At the forefront of the fight is Dinesh Thakur, who goes by the name Dinesh Bharti, a nod to his devotion to Bharat, sense indian mother. Thakur, who has created his own one-man Hindu nationalist army called Bharat Mata Vahini, has been arrested more than 10 times and arrested and charged three times for his communal actions.

On Friday, Thakur ran up to Shehzad Khan, the Muslim leader who was there to lead the prayer, and began to confront him, getting within inches of his face and shouting “no prayer here ”, until he was dragged away by five policemen. As the Muslims quietly entered the area to prayerWith their heads bowed and clutching their prayer mats, a line of armed police arrested the Hindu nationalist mob. Seven were detained by the police.

“Conducting prayer in the open air is the jihad land, ”Thakur said before being arrested. “It is an international conspiracy. They do prayer outside, then they build a shrine, then they build a mosque and then inside the mosque they are harboring terrorists and weapons and they are a threat to the nation. I will not stop my fight until this becomes illegal. “

Residents have joined the protests, including Ravinder Kumar, 45, a software engineer and deputy secretary of the Gurgaon Sector 47 Resident Welfare Association. “So many unknown people came here for prayerand it created an atmosphere of fear, “said Kumar. “Afterward, they roam our park and we are concerned that they might be here for theft. A few days ago, the police confiscated an AK47 rifle from a Muslim in Gurgaon. We don’t want such things in our area. “

Kumar admitted that so far no one who attended Friday prayer had committed any crime.

For the Muslim community, praying in the few remaining public places has become a statement of their rights in society. The number of public places where Muslims can pray in Gurgaon has recently dropped back to 20 and, due to continued protests, is likely to be further reduced. Mufti Mohammad Saleem Qasmi, president of the Muslim organization Jamiat Ulama-i-Hind, said they would continue to celebrate Friday’s prayer in these spaces, as it was a question of justice.

Friday as the screams of “Jai Shri Ram”It rang and the police stopped the protesters with batons, about 50 Muslims sat side by side in the direction of Mecca and bowed their heads to the ground. Khan then led a prayer for Hindu-Muslim harmony. “Muslims are both Indian and Hindu citizens. Our ancestors have also sacrificed for this country, ”he said. “Guide us, Hindu and Muslim brothers, to remain united in a bond of brotherhood.”

Washi Ahmer, 25, was one of those who came to pray. “We are not afraid but what is happening is not right,” he said. “We have been praying here for 10 to 12 years but all this protest is new. They want to divide the nation.
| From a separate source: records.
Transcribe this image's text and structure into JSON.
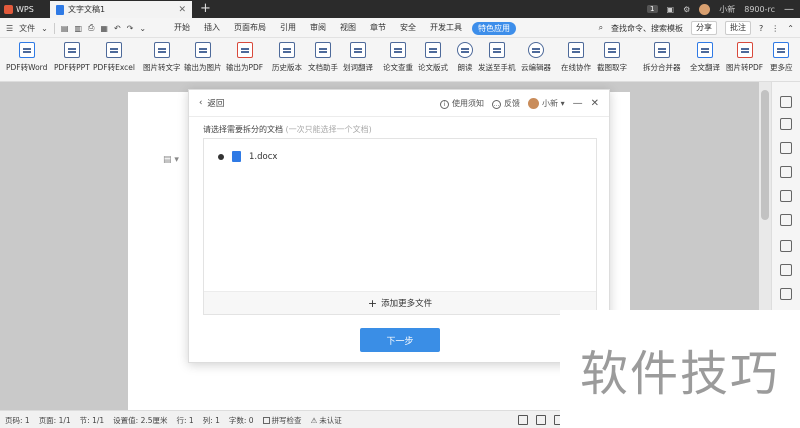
{
  "titlebar": {
    "app": "WPS",
    "tab_title": "文字文稿1",
    "close": "✕",
    "new_tab": "+",
    "badge": "1",
    "user_name": "小新",
    "user_status": "8900-rc"
  },
  "menubar": {
    "file": "文件",
    "tabs": [
      "开始",
      "插入",
      "页面布局",
      "引用",
      "审阅",
      "视图",
      "章节",
      "安全",
      "开发工具",
      "特色应用"
    ],
    "search": "查找命令、搜索模板",
    "share": "分享",
    "comment": "批注",
    "help": "?"
  },
  "toolbar": {
    "tools": [
      "PDF转Word",
      "PDF转PPT",
      "PDF转Excel",
      "图片转文字",
      "输出为图片",
      "输出为PDF",
      "历史版本",
      "文档助手",
      "划词翻译",
      "论文查重",
      "论文版式",
      "朗读",
      "发送至手机",
      "云编辑器",
      "在线协作",
      "截图取字",
      "拆分合并器",
      "全文翻译",
      "图片转PDF",
      "更多应"
    ]
  },
  "dialog": {
    "back": "返回",
    "help": "使用须知",
    "feedback": "反馈",
    "user": "小新",
    "subtitle": "请选择需要拆分的文档",
    "subtitle_hint": "(一次只能选择一个文档)",
    "file_name": "1.docx",
    "add_more": "添加更多文件",
    "next": "下一步"
  },
  "statusbar": {
    "page_num": "页码: 1",
    "pages": "页面: 1/1",
    "section": "节: 1/1",
    "setting": "设置值: 2.5厘米",
    "row": "行: 1",
    "col": "列: 1",
    "words": "字数: 0",
    "spell": "拼写检查",
    "auth": "未认证"
  },
  "watermark": "软件技巧",
  "colors": {
    "accent": "#3a8ee6",
    "titlebar": "#2b2b2b"
  }
}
They have a problem with our existence. “

The events in Gurgaon reflect the divisions between Hindus and Muslims that have opened up across India since the Hindu nationalist party Bharatiya Janata gained power in 2014. The BJP has been accused of fanning the flames of communal tensions and allowing the persecution of Muslims, an accusation he denies.
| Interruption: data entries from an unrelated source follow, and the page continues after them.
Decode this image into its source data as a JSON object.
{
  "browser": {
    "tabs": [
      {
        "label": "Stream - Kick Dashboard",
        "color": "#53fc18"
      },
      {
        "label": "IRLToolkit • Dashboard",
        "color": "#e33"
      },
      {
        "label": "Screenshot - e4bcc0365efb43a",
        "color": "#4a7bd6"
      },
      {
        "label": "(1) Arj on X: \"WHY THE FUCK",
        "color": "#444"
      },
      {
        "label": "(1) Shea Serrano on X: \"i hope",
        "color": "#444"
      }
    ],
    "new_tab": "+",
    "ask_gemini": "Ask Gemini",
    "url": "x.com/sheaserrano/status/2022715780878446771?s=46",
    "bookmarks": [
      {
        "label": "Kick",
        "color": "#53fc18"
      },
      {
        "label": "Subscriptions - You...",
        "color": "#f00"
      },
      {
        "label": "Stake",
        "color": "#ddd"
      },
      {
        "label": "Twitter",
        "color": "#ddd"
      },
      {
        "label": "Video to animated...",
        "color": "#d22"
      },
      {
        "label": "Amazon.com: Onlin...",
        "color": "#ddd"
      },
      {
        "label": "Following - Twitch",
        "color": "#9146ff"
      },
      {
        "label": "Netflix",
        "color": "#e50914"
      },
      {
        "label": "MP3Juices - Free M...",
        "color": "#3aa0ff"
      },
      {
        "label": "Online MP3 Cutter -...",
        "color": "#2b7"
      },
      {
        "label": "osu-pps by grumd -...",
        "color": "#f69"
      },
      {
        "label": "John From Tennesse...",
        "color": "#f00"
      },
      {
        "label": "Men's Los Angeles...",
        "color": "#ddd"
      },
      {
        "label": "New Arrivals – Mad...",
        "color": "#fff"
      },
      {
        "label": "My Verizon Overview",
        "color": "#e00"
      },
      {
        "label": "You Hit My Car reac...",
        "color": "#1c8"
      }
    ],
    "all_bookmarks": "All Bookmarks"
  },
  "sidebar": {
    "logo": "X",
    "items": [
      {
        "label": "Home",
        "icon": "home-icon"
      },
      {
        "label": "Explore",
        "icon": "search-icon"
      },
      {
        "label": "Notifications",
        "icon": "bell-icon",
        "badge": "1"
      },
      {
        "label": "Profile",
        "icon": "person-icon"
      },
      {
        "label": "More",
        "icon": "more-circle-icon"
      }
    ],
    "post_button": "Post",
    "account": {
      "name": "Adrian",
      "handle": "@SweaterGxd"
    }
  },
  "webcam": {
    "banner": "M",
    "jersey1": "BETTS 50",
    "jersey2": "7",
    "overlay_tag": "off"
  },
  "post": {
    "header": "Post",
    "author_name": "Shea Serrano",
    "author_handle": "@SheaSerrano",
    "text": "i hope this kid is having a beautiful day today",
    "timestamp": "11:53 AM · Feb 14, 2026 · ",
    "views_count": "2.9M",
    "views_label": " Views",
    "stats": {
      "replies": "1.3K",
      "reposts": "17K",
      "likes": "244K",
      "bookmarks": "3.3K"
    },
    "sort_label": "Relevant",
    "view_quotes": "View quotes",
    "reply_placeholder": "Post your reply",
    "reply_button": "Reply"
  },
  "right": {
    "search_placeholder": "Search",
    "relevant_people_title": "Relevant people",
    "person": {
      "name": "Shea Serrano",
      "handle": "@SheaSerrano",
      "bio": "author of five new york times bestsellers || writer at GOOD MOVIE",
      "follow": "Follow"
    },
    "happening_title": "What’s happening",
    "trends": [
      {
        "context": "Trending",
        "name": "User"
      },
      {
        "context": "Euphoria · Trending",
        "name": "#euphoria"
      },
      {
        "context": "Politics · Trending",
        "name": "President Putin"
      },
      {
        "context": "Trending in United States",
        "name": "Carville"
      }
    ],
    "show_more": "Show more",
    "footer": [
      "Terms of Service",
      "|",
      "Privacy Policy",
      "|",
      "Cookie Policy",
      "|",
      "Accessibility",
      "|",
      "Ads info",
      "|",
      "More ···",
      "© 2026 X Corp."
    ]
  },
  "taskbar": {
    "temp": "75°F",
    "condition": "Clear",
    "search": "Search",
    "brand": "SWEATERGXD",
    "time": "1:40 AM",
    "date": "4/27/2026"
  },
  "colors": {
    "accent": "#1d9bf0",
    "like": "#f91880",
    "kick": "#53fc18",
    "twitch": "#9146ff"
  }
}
“When this first happened in 2018, it hurt a lot,” Ahmad said. “But there has been so much pressure on Muslims since then that now I have become numb. I don’t feel that pain anymore. “

To enhance community harmony, last Friday the Sikh community stepped in and offered their five gurdwaras in Gurgaon as spaces for prayer. But this further exacerbated the problem. Several people protested a gurdwara with banners and handed out leaflets asking how Sikhs could allow Muslims to enter their place of worship when the Mughals killed their ninth Sikh guru.
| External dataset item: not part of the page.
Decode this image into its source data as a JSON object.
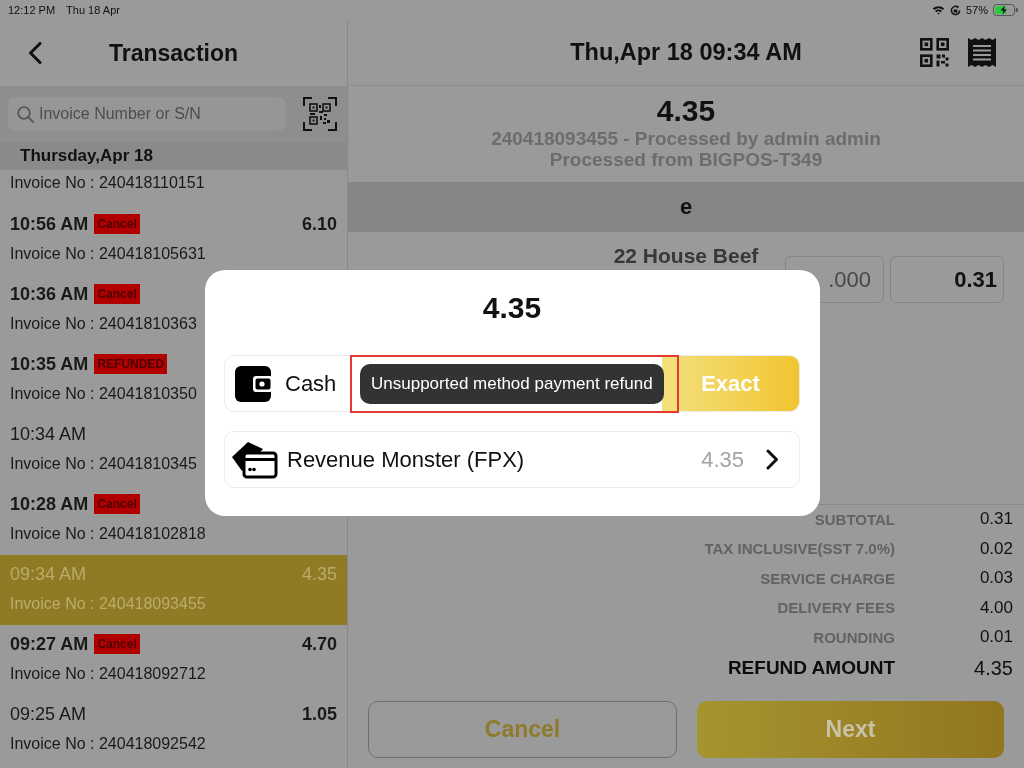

In the end, in the name of security, no Muslim prayed in the gurdwara. Daya Singh, 72, a member of the Gurudwara Shri Guru Singh Sabha committee, said: “We know this is not really about prayerIt’s all part of the plan to alienate Muslims. “

The Gurgaon administration says it has solved the problem. “We are committed to preserving community harmony and law and order in the area,” said Gurgaon Deputy Commissioner Dr. Yash Garg. “Prayer now it is offered peacefully. This problem is caused only by the fringe elements on both sides. This is a free country for all religions, the Muslim community can build another mosque if they want. “

Additional reporting by Vandana K


www.theguardian.com

Leave a Reply

Your email address will not be published.

Share
Share